Working data section start

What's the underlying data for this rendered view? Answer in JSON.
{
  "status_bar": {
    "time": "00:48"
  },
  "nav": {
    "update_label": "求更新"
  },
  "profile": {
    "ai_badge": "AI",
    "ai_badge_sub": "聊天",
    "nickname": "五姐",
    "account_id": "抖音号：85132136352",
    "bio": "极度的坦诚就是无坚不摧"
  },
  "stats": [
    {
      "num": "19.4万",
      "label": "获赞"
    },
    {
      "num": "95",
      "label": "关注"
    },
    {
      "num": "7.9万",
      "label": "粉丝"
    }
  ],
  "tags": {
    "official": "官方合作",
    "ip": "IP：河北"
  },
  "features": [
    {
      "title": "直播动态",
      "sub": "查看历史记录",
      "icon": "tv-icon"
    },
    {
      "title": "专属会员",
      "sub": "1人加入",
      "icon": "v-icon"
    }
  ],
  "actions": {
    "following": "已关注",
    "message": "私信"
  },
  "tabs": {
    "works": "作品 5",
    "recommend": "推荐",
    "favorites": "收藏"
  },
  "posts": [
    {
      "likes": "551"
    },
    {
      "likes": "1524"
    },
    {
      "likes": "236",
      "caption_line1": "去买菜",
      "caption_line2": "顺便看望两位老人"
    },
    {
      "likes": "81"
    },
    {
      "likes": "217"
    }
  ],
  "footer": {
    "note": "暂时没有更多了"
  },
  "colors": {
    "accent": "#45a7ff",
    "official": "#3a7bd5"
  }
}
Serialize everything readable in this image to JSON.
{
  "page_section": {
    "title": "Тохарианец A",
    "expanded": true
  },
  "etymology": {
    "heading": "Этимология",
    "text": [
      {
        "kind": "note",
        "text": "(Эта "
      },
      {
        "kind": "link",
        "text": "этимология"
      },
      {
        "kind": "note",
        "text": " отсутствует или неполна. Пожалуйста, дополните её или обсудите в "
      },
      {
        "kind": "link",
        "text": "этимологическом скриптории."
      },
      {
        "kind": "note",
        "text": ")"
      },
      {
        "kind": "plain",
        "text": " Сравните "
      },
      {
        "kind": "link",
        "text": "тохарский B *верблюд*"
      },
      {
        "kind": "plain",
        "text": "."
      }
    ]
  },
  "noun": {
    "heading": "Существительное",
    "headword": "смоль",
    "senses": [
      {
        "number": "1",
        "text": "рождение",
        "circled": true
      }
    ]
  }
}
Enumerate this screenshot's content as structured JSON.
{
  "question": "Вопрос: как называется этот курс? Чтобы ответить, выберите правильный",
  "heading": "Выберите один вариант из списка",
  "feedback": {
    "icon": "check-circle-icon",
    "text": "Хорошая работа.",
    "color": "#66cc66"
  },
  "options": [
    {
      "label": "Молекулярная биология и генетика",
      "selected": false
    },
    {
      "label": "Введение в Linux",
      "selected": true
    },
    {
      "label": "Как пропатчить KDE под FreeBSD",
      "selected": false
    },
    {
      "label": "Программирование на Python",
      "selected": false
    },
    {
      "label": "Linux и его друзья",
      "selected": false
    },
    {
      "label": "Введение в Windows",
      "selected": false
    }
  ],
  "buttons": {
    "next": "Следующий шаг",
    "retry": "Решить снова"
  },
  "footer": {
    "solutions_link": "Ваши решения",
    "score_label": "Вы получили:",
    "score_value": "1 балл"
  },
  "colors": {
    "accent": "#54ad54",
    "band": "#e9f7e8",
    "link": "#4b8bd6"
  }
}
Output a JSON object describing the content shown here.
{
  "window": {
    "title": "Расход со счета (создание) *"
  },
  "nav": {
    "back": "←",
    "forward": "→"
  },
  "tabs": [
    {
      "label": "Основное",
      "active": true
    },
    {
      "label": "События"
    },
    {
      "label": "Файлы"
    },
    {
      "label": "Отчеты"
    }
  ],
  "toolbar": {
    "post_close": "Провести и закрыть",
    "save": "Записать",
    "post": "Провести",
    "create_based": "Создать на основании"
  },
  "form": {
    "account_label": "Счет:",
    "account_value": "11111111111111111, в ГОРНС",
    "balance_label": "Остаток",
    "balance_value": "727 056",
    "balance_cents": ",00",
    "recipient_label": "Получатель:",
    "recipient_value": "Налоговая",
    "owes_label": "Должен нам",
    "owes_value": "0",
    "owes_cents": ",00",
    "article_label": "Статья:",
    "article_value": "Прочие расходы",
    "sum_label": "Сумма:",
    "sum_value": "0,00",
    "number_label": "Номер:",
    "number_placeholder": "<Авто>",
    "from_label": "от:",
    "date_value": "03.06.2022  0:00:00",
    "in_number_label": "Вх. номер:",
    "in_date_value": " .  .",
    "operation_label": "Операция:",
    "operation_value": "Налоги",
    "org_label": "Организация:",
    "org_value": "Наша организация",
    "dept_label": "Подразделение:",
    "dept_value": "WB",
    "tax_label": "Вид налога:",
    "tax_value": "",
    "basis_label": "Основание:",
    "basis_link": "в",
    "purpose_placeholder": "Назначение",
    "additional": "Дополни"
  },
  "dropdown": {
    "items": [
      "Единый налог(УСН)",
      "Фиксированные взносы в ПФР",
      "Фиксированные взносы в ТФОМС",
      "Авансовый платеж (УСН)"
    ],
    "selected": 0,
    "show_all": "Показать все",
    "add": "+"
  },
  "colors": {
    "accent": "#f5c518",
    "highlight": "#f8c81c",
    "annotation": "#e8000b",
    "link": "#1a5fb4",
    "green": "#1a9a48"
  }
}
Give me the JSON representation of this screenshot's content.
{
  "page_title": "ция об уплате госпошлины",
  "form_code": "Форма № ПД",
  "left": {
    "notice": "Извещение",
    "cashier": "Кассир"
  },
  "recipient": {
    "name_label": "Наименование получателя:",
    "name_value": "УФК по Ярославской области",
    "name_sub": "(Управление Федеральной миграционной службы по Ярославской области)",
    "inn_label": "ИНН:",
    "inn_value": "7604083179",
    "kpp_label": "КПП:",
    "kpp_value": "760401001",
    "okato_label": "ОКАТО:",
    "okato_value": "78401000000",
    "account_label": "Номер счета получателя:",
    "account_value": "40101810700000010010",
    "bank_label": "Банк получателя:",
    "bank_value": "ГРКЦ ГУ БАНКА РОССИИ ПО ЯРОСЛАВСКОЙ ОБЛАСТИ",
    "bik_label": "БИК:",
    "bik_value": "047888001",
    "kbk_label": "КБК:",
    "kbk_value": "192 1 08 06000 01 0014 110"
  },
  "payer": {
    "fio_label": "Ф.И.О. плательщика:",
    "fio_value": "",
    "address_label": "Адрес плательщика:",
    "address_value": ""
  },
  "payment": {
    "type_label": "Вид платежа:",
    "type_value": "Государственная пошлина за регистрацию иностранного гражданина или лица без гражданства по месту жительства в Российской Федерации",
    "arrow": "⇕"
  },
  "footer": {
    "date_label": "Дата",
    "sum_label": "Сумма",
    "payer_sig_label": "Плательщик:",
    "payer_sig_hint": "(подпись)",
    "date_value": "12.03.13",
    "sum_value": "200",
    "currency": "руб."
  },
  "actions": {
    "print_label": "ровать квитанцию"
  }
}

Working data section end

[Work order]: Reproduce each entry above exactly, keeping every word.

[Expected answer]:
What's the underlying data for this rendered view? Answer in JSON.
{
  "status_bar": {
    "time": "00:48"
  },
  "nav": {
    "update_label": "求更新"
  },
  "profile": {
    "ai_badge": "AI",
    "ai_badge_sub": "聊天",
    "nickname": "五姐",
    "account_id": "抖音号：85132136352",
    "bio": "极度的坦诚就是无坚不摧"
  },
  "stats": [
    {
      "num": "19.4万",
      "label": "获赞"
    },
    {
      "num": "95",
      "label": "关注"
    },
    {
      "num": "7.9万",
      "label": "粉丝"
    }
  ],
  "tags": {
    "official": "官方合作",
    "ip": "IP：河北"
  },
  "features": [
    {
      "title": "直播动态",
      "sub": "查看历史记录",
      "icon": "tv-icon"
    },
    {
      "title": "专属会员",
      "sub": "1人加入",
      "icon": "v-icon"
    }
  ],
  "actions": {
    "following": "已关注",
    "message": "私信"
  },
  "tabs": {
    "works": "作品 5",
    "recommend": "推荐",
    "favorites": "收藏"
  },
  "posts": [
    {
      "likes": "551"
    },
    {
      "likes": "1524"
    },
    {
      "likes": "236",
      "caption_line1": "去买菜",
      "caption_line2": "顺便看望两位老人"
    },
    {
      "likes": "81"
    },
    {
      "likes": "217"
    }
  ],
  "footer": {
    "note": "暂时没有更多了"
  },
  "colors": {
    "accent": "#45a7ff",
    "official": "#3a7bd5"
  }
}
Serialize everything readable in this image to JSON.
{
  "page_section": {
    "title": "Тохарианец A",
    "expanded": true
  },
  "etymology": {
    "heading": "Этимология",
    "text": [
      {
        "kind": "note",
        "text": "(Эта "
      },
      {
        "kind": "link",
        "text": "этимология"
      },
      {
        "kind": "note",
        "text": " отсутствует или неполна. Пожалуйста, дополните её или обсудите в "
      },
      {
        "kind": "link",
        "text": "этимологическом скриптории."
      },
      {
        "kind": "note",
        "text": ")"
      },
      {
        "kind": "plain",
        "text": " Сравните "
      },
      {
        "kind": "link",
        "text": "тохарский B *верблюд*"
      },
      {
        "kind": "plain",
        "text": "."
      }
    ]
  },
  "noun": {
    "heading": "Существительное",
    "headword": "смоль",
    "senses": [
      {
        "number": "1",
        "text": "рождение",
        "circled": true
      }
    ]
  }
}
Enumerate this screenshot's content as structured JSON.
{
  "question": "Вопрос: как называется этот курс? Чтобы ответить, выберите правильный",
  "heading": "Выберите один вариант из списка",
  "feedback": {
    "icon": "check-circle-icon",
    "text": "Хорошая работа.",
    "color": "#66cc66"
  },
  "options": [
    {
      "label": "Молекулярная биология и генетика",
      "selected": false
    },
    {
      "label": "Введение в Linux",
      "selected": true
    },
    {
      "label": "Как пропатчить KDE под FreeBSD",
      "selected": false
    },
    {
      "label": "Программирование на Python",
      "selected": false
    },
    {
      "label": "Linux и его друзья",
      "selected": false
    },
    {
      "label": "Введение в Windows",
      "selected": false
    }
  ],
  "buttons": {
    "next": "Следующий шаг",
    "retry": "Решить снова"
  },
  "footer": {
    "solutions_link": "Ваши решения",
    "score_label": "Вы получили:",
    "score_value": "1 балл"
  },
  "colors": {
    "accent": "#54ad54",
    "band": "#e9f7e8",
    "link": "#4b8bd6"
  }
}
Output a JSON object describing the content shown here.
{
  "window": {
    "title": "Расход со счета (создание) *"
  },
  "nav": {
    "back": "←",
    "forward": "→"
  },
  "tabs": [
    {
      "label": "Основное",
      "active": true
    },
    {
      "label": "События"
    },
    {
      "label": "Файлы"
    },
    {
      "label": "Отчеты"
    }
  ],
  "toolbar": {
    "post_close": "Провести и закрыть",
    "save": "Записать",
    "post": "Провести",
    "create_based": "Создать на основании"
  },
  "form": {
    "account_label": "Счет:",
    "account_value": "11111111111111111, в ГОРНС",
    "balance_label": "Остаток",
    "balance_value": "727 056",
    "balance_cents": ",00",
    "recipient_label": "Получатель:",
    "recipient_value": "Налоговая",
    "owes_label": "Должен нам",
    "owes_value": "0",
    "owes_cents": ",00",
    "article_label": "Статья:",
    "article_value": "Прочие расходы",
    "sum_label": "Сумма:",
    "sum_value": "0,00",
    "number_label": "Номер:",
    "number_placeholder": "<Авто>",
    "from_label": "от:",
    "date_value": "03.06.2022  0:00:00",
    "in_number_label": "Вх. номер:",
    "in_date_value": " .  .",
    "operation_label": "Операция:",
    "operation_value": "Налоги",
    "org_label": "Организация:",
    "org_value": "Наша организация",
    "dept_label": "Подразделение:",
    "dept_value": "WB",
    "tax_label": "Вид налога:",
    "tax_value": "",
    "basis_label": "Основание:",
    "basis_link": "в",
    "purpose_placeholder": "Назначение",
    "additional": "Дополни"
  },
  "dropdown": {
    "items": [
      "Единый налог(УСН)",
      "Фиксированные взносы в ПФР",
      "Фиксированные взносы в ТФОМС",
      "Авансовый платеж (УСН)"
    ],
    "selected": 0,
    "show_all": "Показать все",
    "add": "+"
  },
  "colors": {
    "accent": "#f5c518",
    "highlight": "#f8c81c",
    "annotation": "#e8000b",
    "link": "#1a5fb4",
    "green": "#1a9a48"
  }
}
Give me the JSON representation of this screenshot's content.
{
  "page_title": "ция об уплате госпошлины",
  "form_code": "Форма № ПД",
  "left": {
    "notice": "Извещение",
    "cashier": "Кассир"
  },
  "recipient": {
    "name_label": "Наименование получателя:",
    "name_value": "УФК по Ярославской области",
    "name_sub": "(Управление Федеральной миграционной службы по Ярославской области)",
    "inn_label": "ИНН:",
    "inn_value": "7604083179",
    "kpp_label": "КПП:",
    "kpp_value": "760401001",
    "okato_label": "ОКАТО:",
    "okato_value": "78401000000",
    "account_label": "Номер счета получателя:",
    "account_value": "40101810700000010010",
    "bank_label": "Банк получателя:",
    "bank_value": "ГРКЦ ГУ БАНКА РОССИИ ПО ЯРОСЛАВСКОЙ ОБЛАСТИ",
    "bik_label": "БИК:",
    "bik_value": "047888001",
    "kbk_label": "КБК:",
    "kbk_value": "192 1 08 06000 01 0014 110"
  },
  "payer": {
    "fio_label": "Ф.И.О. плательщика:",
    "fio_value": "",
    "address_label": "Адрес плательщика:",
    "address_value": ""
  },
  "payment": {
    "type_label": "Вид платежа:",
    "type_value": "Государственная пошлина за регистрацию иностранного гражданина или лица без гражданства по месту жительства в Российской Федерации",
    "arrow": "⇕"
  },
  "footer": {
    "date_label": "Дата",
    "sum_label": "Сумма",
    "payer_sig_label": "Плательщик:",
    "payer_sig_hint": "(подпись)",
    "date_value": "12.03.13",
    "sum_value": "200",
    "currency": "руб."
  },
  "actions": {
    "print_label": "ровать квитанцию"
  }
}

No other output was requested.